Copyright 1965, American Law Institute
RULES AND PRINCIPLES
Division One - Intentional Harms to Persons, Land, and Chattels
Chapter 1 - Meaning of Terms Used Throughout the Restatement of Torts
§ 11 REASONABLY BELIEVES
The words "reasonably believes" are used throughout the Restatement
of this Subject to denote the fact that the actor believes that a given
fact or combination of facts exists, and that the circumstances which he
knows, or should know, are such as to cause a reasonable man so to believe.
COMMENTS & ILLUSTRATIONS: Comment:

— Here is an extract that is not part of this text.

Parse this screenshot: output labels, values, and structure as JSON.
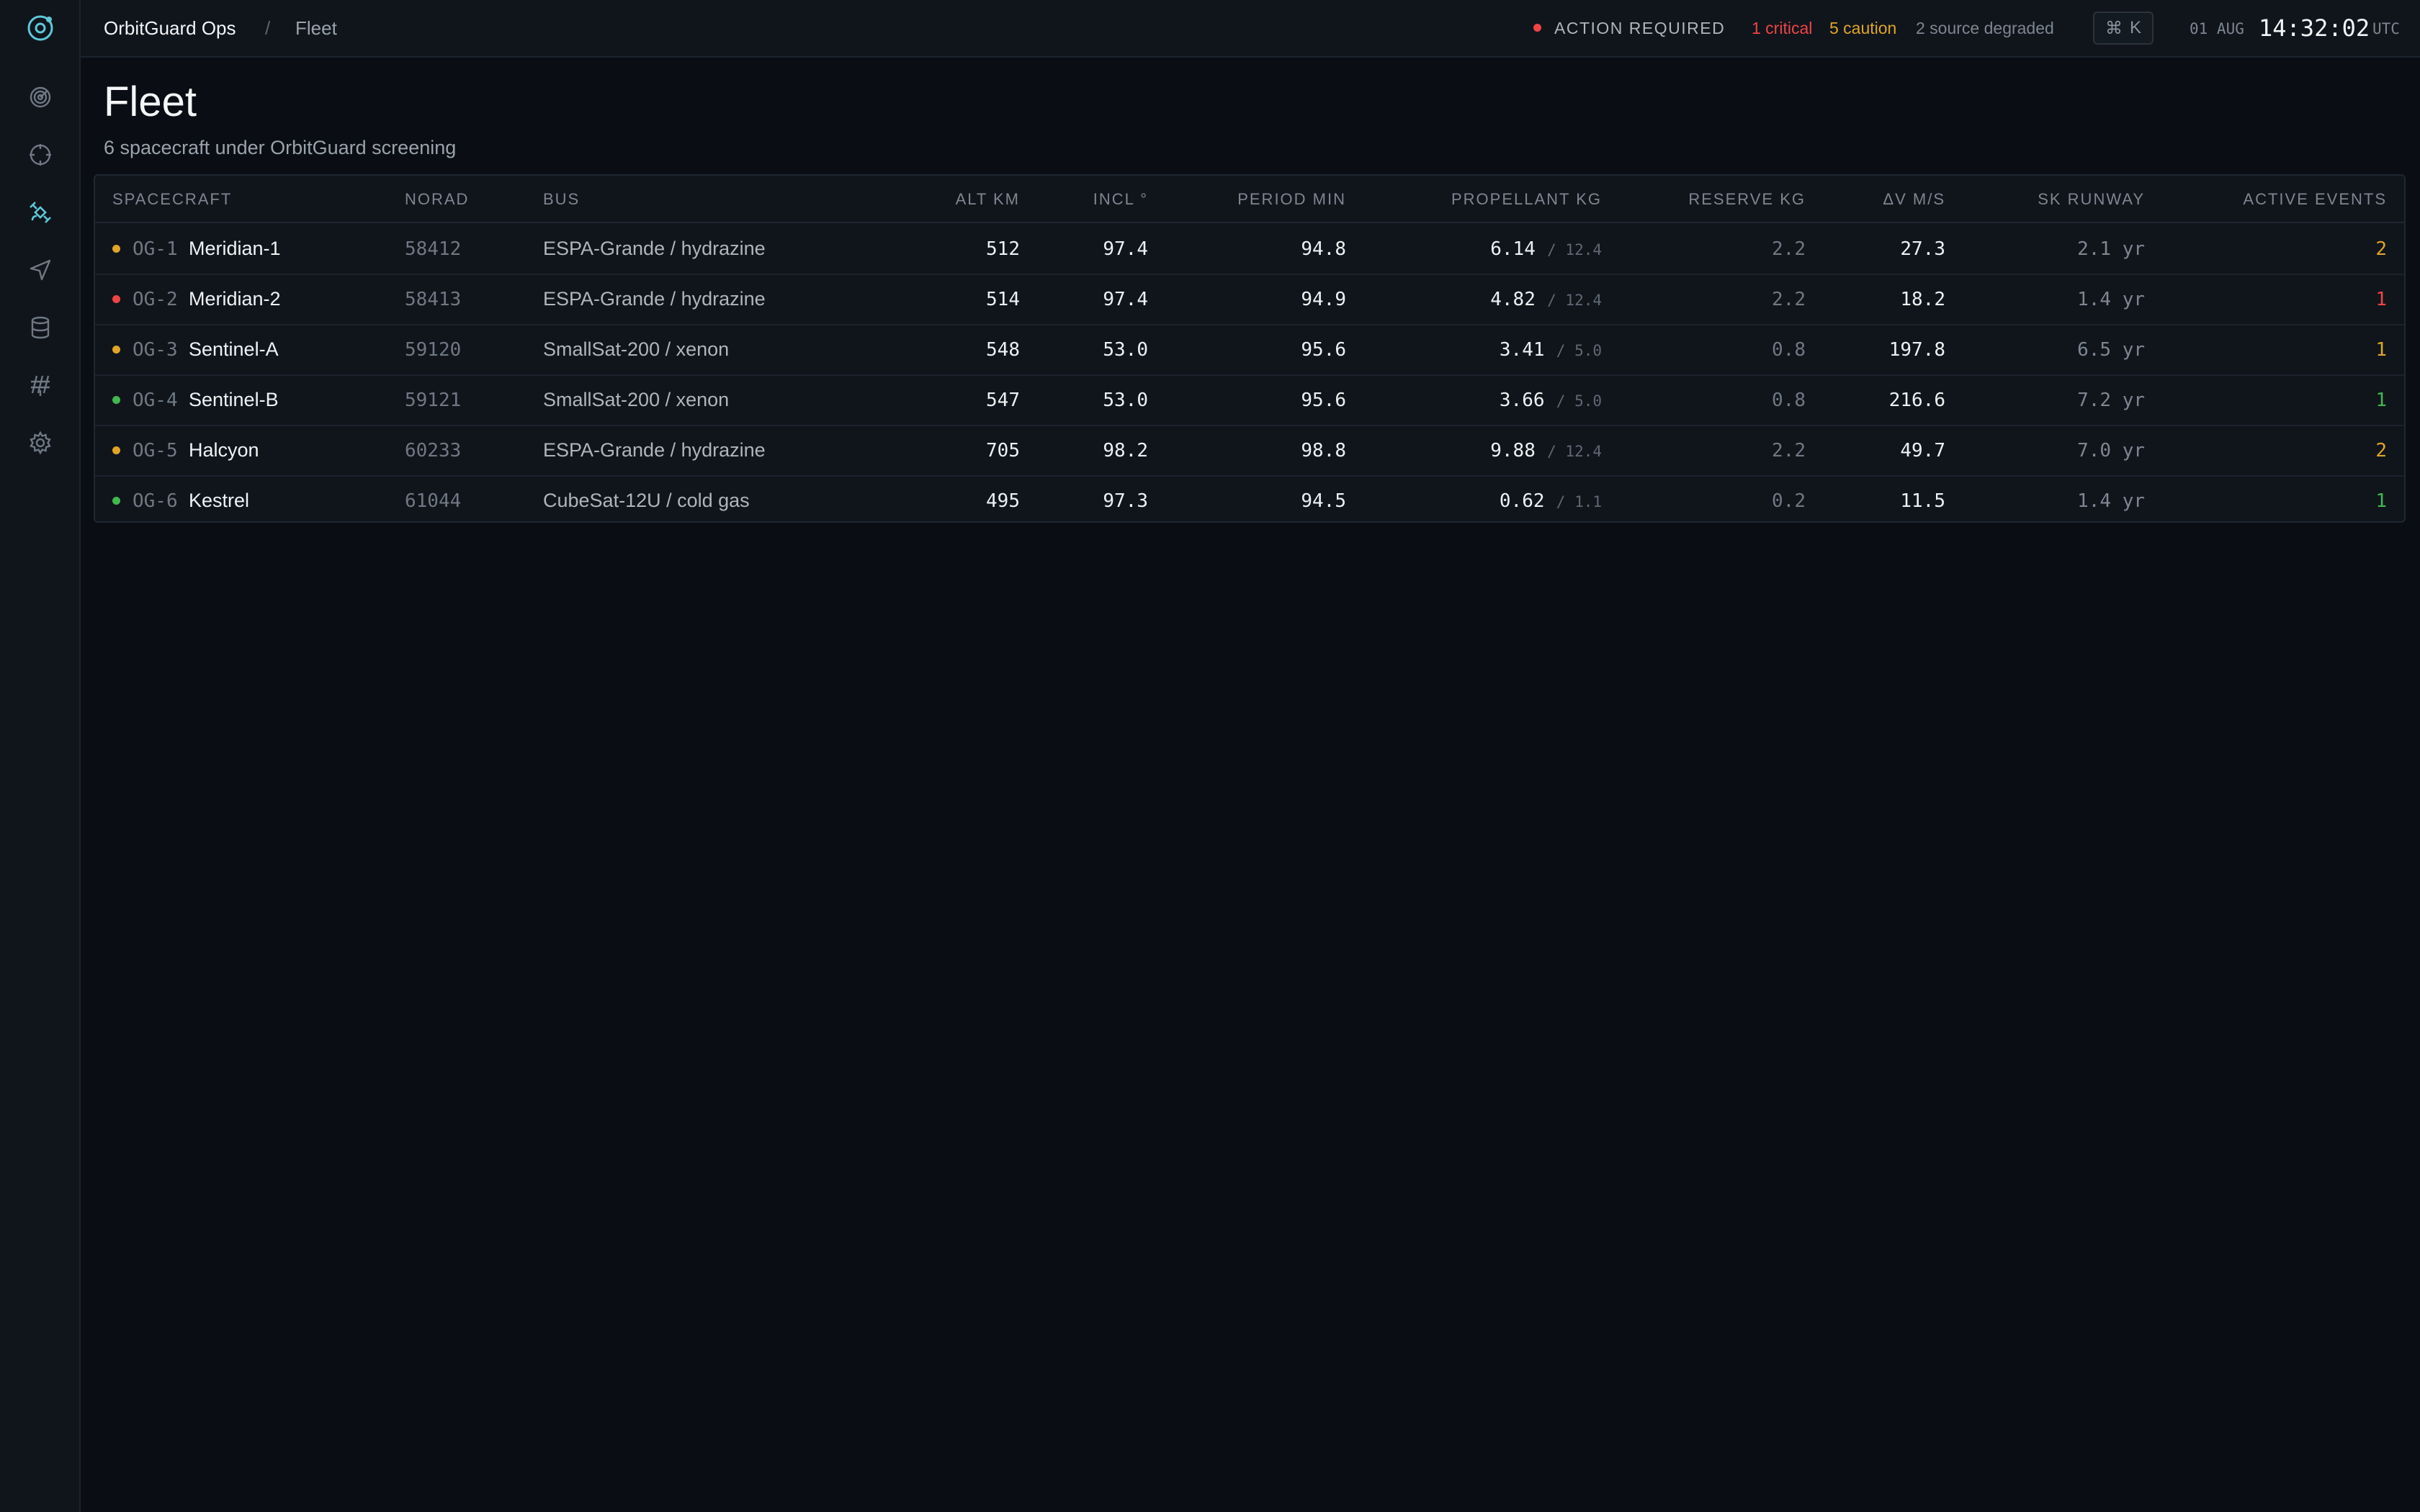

a. The circumstances which the actor should know are those which a reasonable man would know if he were in the actor's position. The qualities which primarily characterize the reasonable man, to whose standard the actor is required to conform in order to be protected in his ignorance of the actual facts, are normal acuteness of perception and soundness of judgment. "Reasonable belief," "reasonably apprehends," and "reasonable apprehension" are used throughout the Restatement of this Subject in a sense cognate to the above definition of "reasonably believes."